# EXERCISE DESCRIPTION
Could all of the entries be written out exactly, with any pictures omitted?

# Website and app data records
------------------------------
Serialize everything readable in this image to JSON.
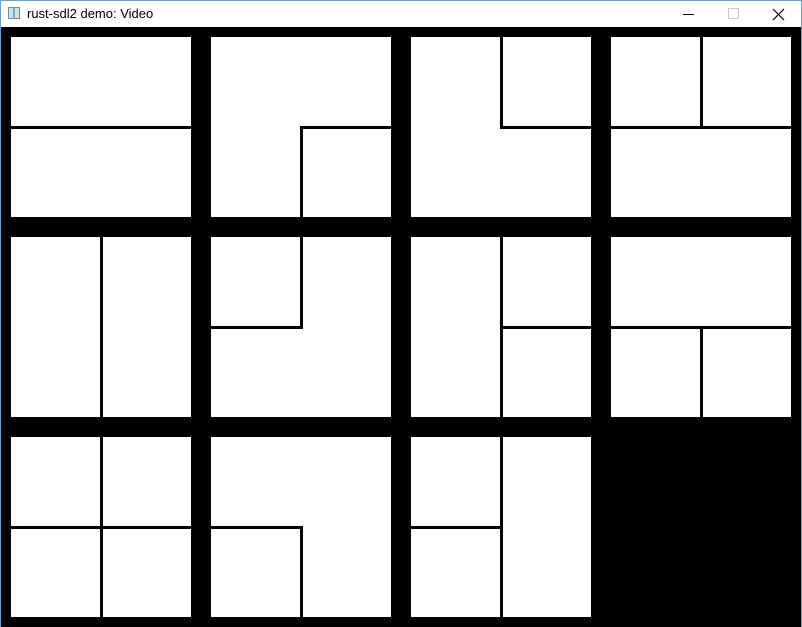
{
  "window": {
    "title": "rust-sdl2 demo: Video",
    "icon": "app-window-icon",
    "controls": {
      "minimize_icon": "minimize-icon",
      "maximize_icon": "maximize-icon",
      "close_icon": "close-icon"
    }
  },
  "canvas": {
    "background": "#000000",
    "tile_color": "#ffffff",
    "line_color": "#000000",
    "grid_columns": 4,
    "grid_rows": 3,
    "tile_count": 11,
    "tiles": [
      {
        "row": 1,
        "col": 1,
        "pattern": "horizontal-split"
      },
      {
        "row": 1,
        "col": 2,
        "pattern": "bottom-right-quadrant"
      },
      {
        "row": 1,
        "col": 3,
        "pattern": "top-right-quadrant"
      },
      {
        "row": 1,
        "col": 4,
        "pattern": "two-top-quadrants"
      },
      {
        "row": 2,
        "col": 1,
        "pattern": "vertical-split"
      },
      {
        "row": 2,
        "col": 2,
        "pattern": "top-left-quadrant"
      },
      {
        "row": 2,
        "col": 3,
        "pattern": "two-right-quadrants"
      },
      {
        "row": 2,
        "col": 4,
        "pattern": "two-bottom-quadrants"
      },
      {
        "row": 3,
        "col": 1,
        "pattern": "four-quadrants"
      },
      {
        "row": 3,
        "col": 2,
        "pattern": "bottom-left-quadrant"
      },
      {
        "row": 3,
        "col": 3,
        "pattern": "two-left-quadrants"
      }
    ]
  }
}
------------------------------
# RESPONSE
Serialize everything readable in this image to JSON.
{
  "window": {
    "title": "rust-sdl2 demo: Video",
    "icon": "app-window-icon",
    "controls": {
      "minimize_icon": "minimize-icon",
      "maximize_icon": "maximize-icon",
      "close_icon": "close-icon"
    }
  },
  "canvas": {
    "background": "#000000",
    "tile_color": "#ffffff",
    "line_color": "#000000",
    "grid_columns": 4,
    "grid_rows": 3,
    "tile_count": 11,
    "tiles": [
      {
        "row": 1,
        "col": 1,
        "pattern": "horizontal-split"
      },
      {
        "row": 1,
        "col": 2,
        "pattern": "bottom-right-quadrant"
      },
      {
        "row": 1,
        "col": 3,
        "pattern": "top-right-quadrant"
      },
      {
        "row": 1,
        "col": 4,
        "pattern": "two-top-quadrants"
      },
      {
        "row": 2,
        "col": 1,
        "pattern": "vertical-split"
      },
      {
        "row": 2,
        "col": 2,
        "pattern": "top-left-quadrant"
      },
      {
        "row": 2,
        "col": 3,
        "pattern": "two-right-quadrants"
      },
      {
        "row": 2,
        "col": 4,
        "pattern": "two-bottom-quadrants"
      },
      {
        "row": 3,
        "col": 1,
        "pattern": "four-quadrants"
      },
      {
        "row": 3,
        "col": 2,
        "pattern": "bottom-left-quadrant"
      },
      {
        "row": 3,
        "col": 3,
        "pattern": "two-left-quadrants"
      }
    ]
  }
}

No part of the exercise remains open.